__REQUIREMENT__: Write out every line below that contains "Amount".

__DATA SHOWN__:
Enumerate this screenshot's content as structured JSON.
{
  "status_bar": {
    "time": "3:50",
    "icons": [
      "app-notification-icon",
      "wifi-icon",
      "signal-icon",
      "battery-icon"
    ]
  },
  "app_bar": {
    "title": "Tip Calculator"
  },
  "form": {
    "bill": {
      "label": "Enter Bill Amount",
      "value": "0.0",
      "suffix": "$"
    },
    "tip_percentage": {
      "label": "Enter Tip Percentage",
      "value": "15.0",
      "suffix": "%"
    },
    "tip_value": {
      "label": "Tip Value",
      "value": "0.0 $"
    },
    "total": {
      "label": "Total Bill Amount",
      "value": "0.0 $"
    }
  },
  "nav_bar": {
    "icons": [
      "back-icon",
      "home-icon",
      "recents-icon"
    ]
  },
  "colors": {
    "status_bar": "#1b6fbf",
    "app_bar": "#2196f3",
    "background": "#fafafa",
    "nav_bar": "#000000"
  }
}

__SOLUTION TO THE PROBLEM__:
      "label": "Enter Bill Amount",
      "label": "Total Bill Amount",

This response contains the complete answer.